Board Vice President Stephen Benson proposed the changes at Tuesday’s meeting in La Quinta, arguing they would provide an ongoing impetus for more people to go solar and ensure IID meets a state-mandated goal of installing 44 megawatts of rooftop solar by the end of 2016.
To date, the rebate program has put only 10 megawatts of solar on roofs in the district’s service territory, which covers the eastern Coachella Valley — including La Quinta, Indio and Coachella — along with Imperial County and parts of San Diego County.
IID originally set its 2014 rebate at $1.55 per watt, announced in October, but then cut it to $1 per watt in January, also to help more people go solar, district officials said at the time.
Commercial rates were cut at that time, from 15 cents per kilowatt hour to 10 cents per kilowatt hour.
The district had announced it would distribute $5,029,851 in solar rebates this year. IID officials said about 230 homeowners and businesses had applied for the rebates at the January rates earlier this year and it is unclear if now some might have to reapply.
For those who might be disappointed by the last-minute change, Benson said the district’s program does allow it to change rebate rates, and even at 50 cents, IID’s rebate will be higher than the rates other utilities offer.
Southern California Edison’s 20-cents-per-watt rate is on the verge of running out entirely, according to information on the California Solar Initiative website, which tracks rebates at the state’s three main private utilities.

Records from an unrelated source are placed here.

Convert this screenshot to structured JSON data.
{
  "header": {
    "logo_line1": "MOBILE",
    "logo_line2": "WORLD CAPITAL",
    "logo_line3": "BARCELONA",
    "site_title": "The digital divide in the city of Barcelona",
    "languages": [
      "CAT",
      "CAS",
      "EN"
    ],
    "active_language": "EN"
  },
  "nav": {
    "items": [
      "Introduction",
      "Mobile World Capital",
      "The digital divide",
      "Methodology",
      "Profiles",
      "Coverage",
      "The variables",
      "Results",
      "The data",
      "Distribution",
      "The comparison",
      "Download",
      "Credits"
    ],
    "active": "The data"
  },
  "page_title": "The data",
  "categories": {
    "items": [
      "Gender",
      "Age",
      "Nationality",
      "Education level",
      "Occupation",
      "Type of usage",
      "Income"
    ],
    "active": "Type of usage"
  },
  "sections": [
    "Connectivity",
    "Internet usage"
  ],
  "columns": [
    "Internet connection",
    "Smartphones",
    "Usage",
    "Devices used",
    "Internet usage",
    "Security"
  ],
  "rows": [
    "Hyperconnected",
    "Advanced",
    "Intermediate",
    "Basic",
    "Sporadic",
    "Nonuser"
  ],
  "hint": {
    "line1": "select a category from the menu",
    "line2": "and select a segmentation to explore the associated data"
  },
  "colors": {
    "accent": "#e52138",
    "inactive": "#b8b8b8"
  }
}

Other amendments could change how IID apportions the total rebates. Instead of the district’s long-standing system of awarding rebates on a first-come, first-served basis, it will now establish regional percentages with a certain amount, still to be determined, reserved for Imperial County.
“All the ratepayers should have the ability to get money out of it,” Benson said. “We would want to prorate to each county.”
In 2013, 96 percent of the applications for solar rebates came from the Coachella Valley versus 4 percent from Imperial County, district figures show.
Indio Councilwoman Lupe Ramos Watson, who sits on the IID Energy Consumers Advisory Committee, said such figures underline the valley’s need for a dedicated seat on the IID board, which it currently does not have. All five board members represent districts in Imperial County.
“This will significantly impact Coachella Valley consumers,” she said. “Historically we’re the majority of the energy consumers in the Imperial Irrigation District. We are the ones who have been proactive in installing solar. It seems counterproductive to change the rules midstream.”